**** Material for this exercise
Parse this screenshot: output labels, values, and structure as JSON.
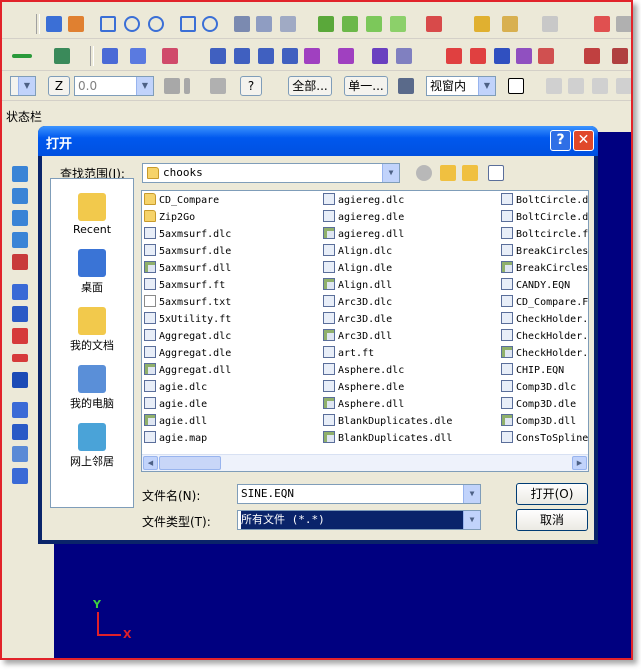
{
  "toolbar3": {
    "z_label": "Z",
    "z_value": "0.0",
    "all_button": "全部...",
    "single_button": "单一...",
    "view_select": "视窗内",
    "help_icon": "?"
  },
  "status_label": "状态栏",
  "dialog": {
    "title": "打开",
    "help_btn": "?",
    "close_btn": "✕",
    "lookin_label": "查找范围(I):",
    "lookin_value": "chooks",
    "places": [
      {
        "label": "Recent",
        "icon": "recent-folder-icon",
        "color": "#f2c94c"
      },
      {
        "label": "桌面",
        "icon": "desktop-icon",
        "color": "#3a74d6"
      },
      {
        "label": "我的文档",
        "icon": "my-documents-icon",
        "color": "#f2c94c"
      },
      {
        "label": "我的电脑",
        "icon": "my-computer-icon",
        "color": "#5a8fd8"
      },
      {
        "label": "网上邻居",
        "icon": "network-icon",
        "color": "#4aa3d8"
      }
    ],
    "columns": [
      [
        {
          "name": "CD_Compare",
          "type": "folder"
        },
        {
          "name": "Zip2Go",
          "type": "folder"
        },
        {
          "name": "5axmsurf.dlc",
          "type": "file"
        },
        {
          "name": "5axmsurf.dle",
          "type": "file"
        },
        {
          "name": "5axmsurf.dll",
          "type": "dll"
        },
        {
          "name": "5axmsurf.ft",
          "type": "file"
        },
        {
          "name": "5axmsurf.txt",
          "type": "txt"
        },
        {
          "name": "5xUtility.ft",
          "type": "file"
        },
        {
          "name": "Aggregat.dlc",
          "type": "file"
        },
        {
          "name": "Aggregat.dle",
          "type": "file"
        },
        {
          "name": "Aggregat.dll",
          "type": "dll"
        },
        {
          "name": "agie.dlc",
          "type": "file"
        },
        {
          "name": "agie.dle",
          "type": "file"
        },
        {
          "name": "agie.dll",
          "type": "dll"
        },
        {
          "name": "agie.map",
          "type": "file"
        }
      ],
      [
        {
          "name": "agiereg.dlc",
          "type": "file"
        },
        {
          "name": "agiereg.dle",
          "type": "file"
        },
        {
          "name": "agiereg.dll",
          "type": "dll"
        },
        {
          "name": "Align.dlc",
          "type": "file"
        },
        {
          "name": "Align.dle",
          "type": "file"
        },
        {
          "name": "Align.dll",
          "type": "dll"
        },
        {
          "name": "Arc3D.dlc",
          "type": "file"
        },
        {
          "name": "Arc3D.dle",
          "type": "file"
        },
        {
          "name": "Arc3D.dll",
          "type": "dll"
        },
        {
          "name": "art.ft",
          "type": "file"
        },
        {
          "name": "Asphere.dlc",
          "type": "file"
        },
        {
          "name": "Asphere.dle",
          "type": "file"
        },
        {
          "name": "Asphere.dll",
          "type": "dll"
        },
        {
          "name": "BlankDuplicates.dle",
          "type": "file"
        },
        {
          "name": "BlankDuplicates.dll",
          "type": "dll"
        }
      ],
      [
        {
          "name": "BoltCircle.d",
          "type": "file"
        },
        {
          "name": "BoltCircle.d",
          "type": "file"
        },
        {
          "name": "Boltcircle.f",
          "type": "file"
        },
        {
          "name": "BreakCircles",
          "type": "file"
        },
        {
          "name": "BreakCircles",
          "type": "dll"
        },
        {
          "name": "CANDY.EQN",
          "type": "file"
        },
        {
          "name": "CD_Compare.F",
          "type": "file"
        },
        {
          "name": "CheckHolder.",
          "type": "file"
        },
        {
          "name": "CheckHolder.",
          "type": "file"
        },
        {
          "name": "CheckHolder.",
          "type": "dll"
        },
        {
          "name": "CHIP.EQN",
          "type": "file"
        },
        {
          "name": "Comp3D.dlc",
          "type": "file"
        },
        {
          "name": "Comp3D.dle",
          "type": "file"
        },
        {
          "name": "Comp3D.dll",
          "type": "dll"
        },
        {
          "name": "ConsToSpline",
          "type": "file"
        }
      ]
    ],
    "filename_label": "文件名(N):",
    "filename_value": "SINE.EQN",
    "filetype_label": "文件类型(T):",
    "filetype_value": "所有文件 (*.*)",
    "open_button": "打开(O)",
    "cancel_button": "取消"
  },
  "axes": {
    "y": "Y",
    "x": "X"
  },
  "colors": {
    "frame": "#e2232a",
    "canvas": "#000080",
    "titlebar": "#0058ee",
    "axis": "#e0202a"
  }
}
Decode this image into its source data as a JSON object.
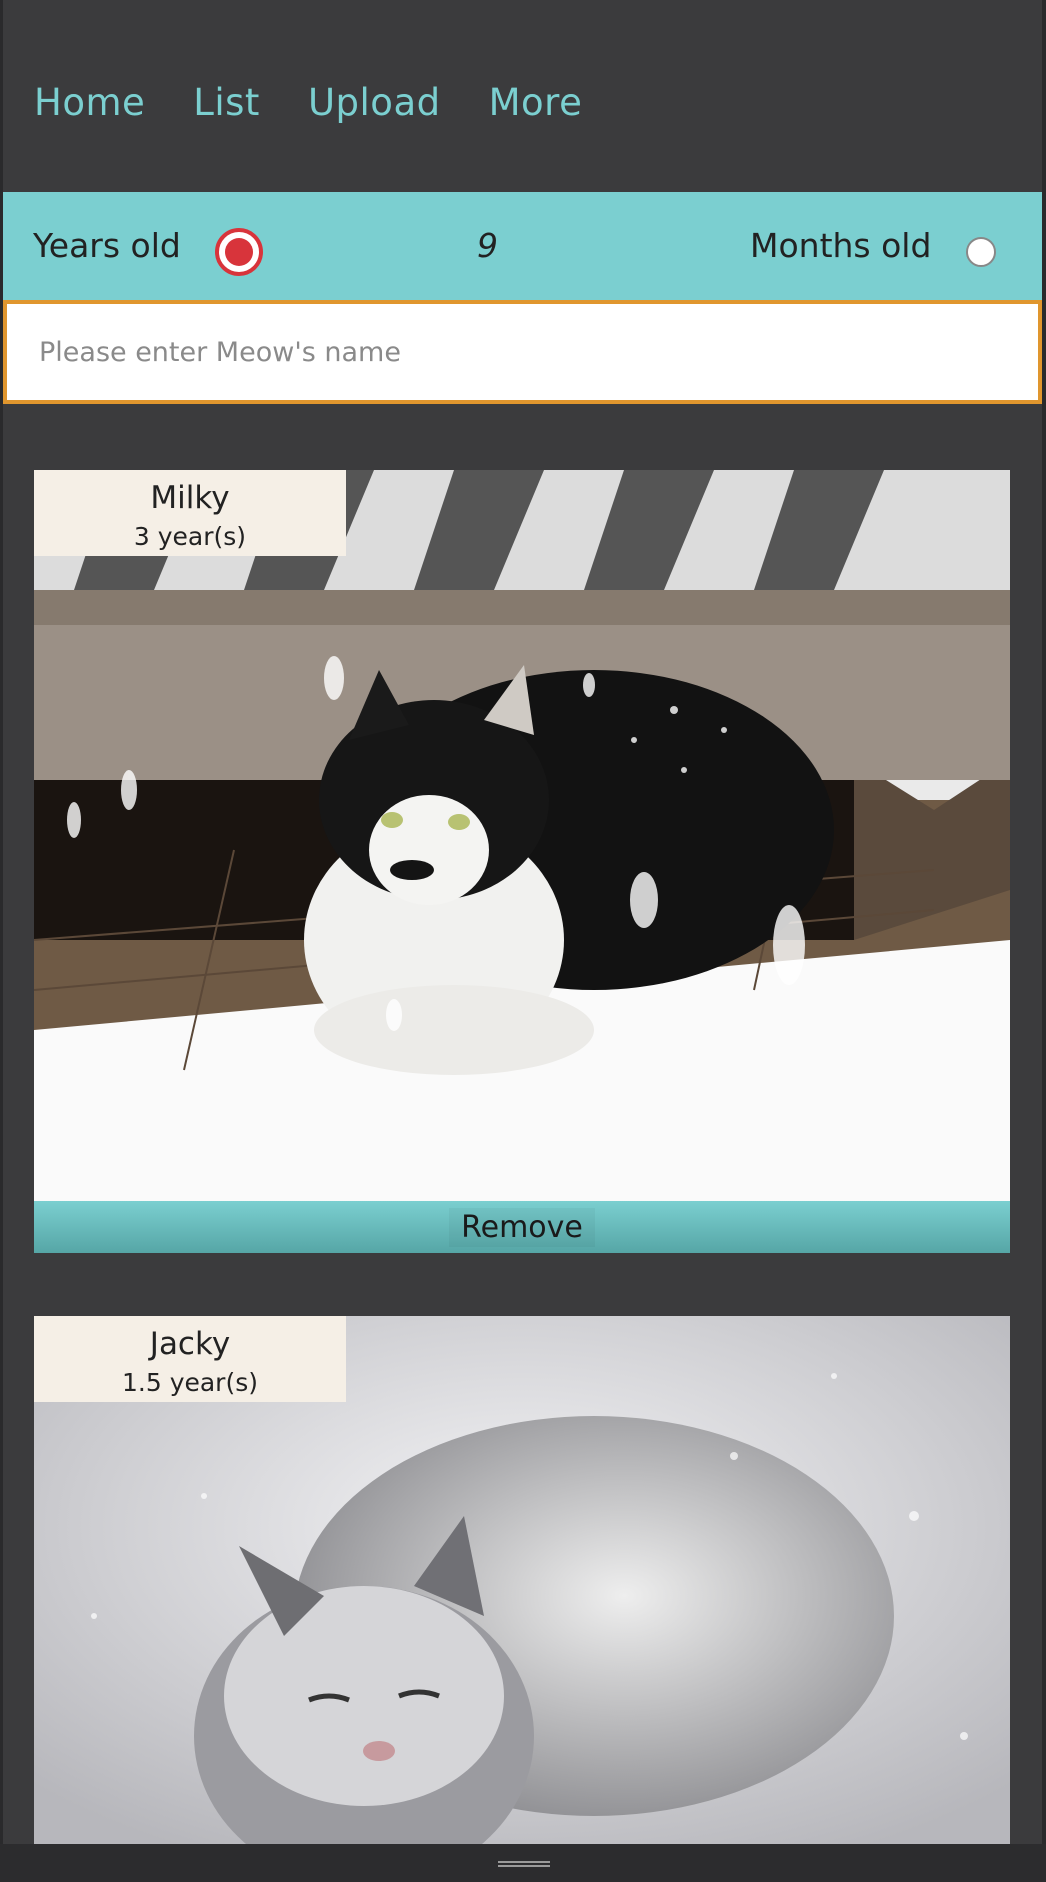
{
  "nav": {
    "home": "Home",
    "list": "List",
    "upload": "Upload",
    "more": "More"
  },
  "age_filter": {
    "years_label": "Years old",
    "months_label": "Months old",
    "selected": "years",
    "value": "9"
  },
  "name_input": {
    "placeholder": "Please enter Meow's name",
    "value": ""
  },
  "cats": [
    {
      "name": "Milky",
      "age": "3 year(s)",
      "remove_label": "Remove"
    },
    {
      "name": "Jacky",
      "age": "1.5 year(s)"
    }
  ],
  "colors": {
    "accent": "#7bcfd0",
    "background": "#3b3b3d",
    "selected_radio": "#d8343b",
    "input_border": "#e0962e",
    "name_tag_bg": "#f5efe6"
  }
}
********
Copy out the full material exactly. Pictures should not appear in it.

Exercise response:
Parse this screenshot: output labels, values, and structure as JSON.
{
  "toolbar3": {
    "z_label": "Z",
    "z_value": "0.0",
    "all_button": "全部...",
    "single_button": "单一...",
    "view_select": "视窗内",
    "help_icon": "?"
  },
  "status_label": "状态栏",
  "dialog": {
    "title": "打开",
    "help_btn": "?",
    "close_btn": "✕",
    "lookin_label": "查找范围(I):",
    "lookin_value": "chooks",
    "places": [
      {
        "label": "Recent",
        "icon": "recent-folder-icon",
        "color": "#f2c94c"
      },
      {
        "label": "桌面",
        "icon": "desktop-icon",
        "color": "#3a74d6"
      },
      {
        "label": "我的文档",
        "icon": "my-documents-icon",
        "color": "#f2c94c"
      },
      {
        "label": "我的电脑",
        "icon": "my-computer-icon",
        "color": "#5a8fd8"
      },
      {
        "label": "网上邻居",
        "icon": "network-icon",
        "color": "#4aa3d8"
      }
    ],
    "columns": [
      [
        {
          "name": "CD_Compare",
          "type": "folder"
        },
        {
          "name": "Zip2Go",
          "type": "folder"
        },
        {
          "name": "5axmsurf.dlc",
          "type": "file"
        },
        {
          "name": "5axmsurf.dle",
          "type": "file"
        },
        {
          "name": "5axmsurf.dll",
          "type": "dll"
        },
        {
          "name": "5axmsurf.ft",
          "type": "file"
        },
        {
          "name": "5axmsurf.txt",
          "type": "txt"
        },
        {
          "name": "5xUtility.ft",
          "type": "file"
        },
        {
          "name": "Aggregat.dlc",
          "type": "file"
        },
        {
          "name": "Aggregat.dle",
          "type": "file"
        },
        {
          "name": "Aggregat.dll",
          "type": "dll"
        },
        {
          "name": "agie.dlc",
          "type": "file"
        },
        {
          "name": "agie.dle",
          "type": "file"
        },
        {
          "name": "agie.dll",
          "type": "dll"
        },
        {
          "name": "agie.map",
          "type": "file"
        }
      ],
      [
        {
          "name": "agiereg.dlc",
          "type": "file"
        },
        {
          "name": "agiereg.dle",
          "type": "file"
        },
        {
          "name": "agiereg.dll",
          "type": "dll"
        },
        {
          "name": "Align.dlc",
          "type": "file"
        },
        {
          "name": "Align.dle",
          "type": "file"
        },
        {
          "name": "Align.dll",
          "type": "dll"
        },
        {
          "name": "Arc3D.dlc",
          "type": "file"
        },
        {
          "name": "Arc3D.dle",
          "type": "file"
        },
        {
          "name": "Arc3D.dll",
          "type": "dll"
        },
        {
          "name": "art.ft",
          "type": "file"
        },
        {
          "name": "Asphere.dlc",
          "type": "file"
        },
        {
          "name": "Asphere.dle",
          "type": "file"
        },
        {
          "name": "Asphere.dll",
          "type": "dll"
        },
        {
          "name": "BlankDuplicates.dle",
          "type": "file"
        },
        {
          "name": "BlankDuplicates.dll",
          "type": "dll"
        }
      ],
      [
        {
          "name": "BoltCircle.d",
          "type": "file"
        },
        {
          "name": "BoltCircle.d",
          "type": "file"
        },
        {
          "name": "Boltcircle.f",
          "type": "file"
        },
        {
          "name": "BreakCircles",
          "type": "file"
        },
        {
          "name": "BreakCircles",
          "type": "dll"
        },
        {
          "name": "CANDY.EQN",
          "type": "file"
        },
        {
          "name": "CD_Compare.F",
          "type": "file"
        },
        {
          "name": "CheckHolder.",
          "type": "file"
        },
        {
          "name": "CheckHolder.",
          "type": "file"
        },
        {
          "name": "CheckHolder.",
          "type": "dll"
        },
        {
          "name": "CHIP.EQN",
          "type": "file"
        },
        {
          "name": "Comp3D.dlc",
          "type": "file"
        },
        {
          "name": "Comp3D.dle",
          "type": "file"
        },
        {
          "name": "Comp3D.dll",
          "type": "dll"
        },
        {
          "name": "ConsToSpline",
          "type": "file"
        }
      ]
    ],
    "filename_label": "文件名(N):",
    "filename_value": "SINE.EQN",
    "filetype_label": "文件类型(T):",
    "filetype_value": "所有文件 (*.*)",
    "open_button": "打开(O)",
    "cancel_button": "取消"
  },
  "axes": {
    "y": "Y",
    "x": "X"
  },
  "colors": {
    "frame": "#e2232a",
    "canvas": "#000080",
    "titlebar": "#0058ee",
    "axis": "#e0202a"
  }
}
Decode this image into its source data as a JSON object.
{
  "nav": {
    "home": "Home",
    "list": "List",
    "upload": "Upload",
    "more": "More"
  },
  "age_filter": {
    "years_label": "Years old",
    "months_label": "Months old",
    "selected": "years",
    "value": "9"
  },
  "name_input": {
    "placeholder": "Please enter Meow's name",
    "value": ""
  },
  "cats": [
    {
      "name": "Milky",
      "age": "3 year(s)",
      "remove_label": "Remove"
    },
    {
      "name": "Jacky",
      "age": "1.5 year(s)"
    }
  ],
  "colors": {
    "accent": "#7bcfd0",
    "background": "#3b3b3d",
    "selected_radio": "#d8343b",
    "input_border": "#e0962e",
    "name_tag_bg": "#f5efe6"
  }
}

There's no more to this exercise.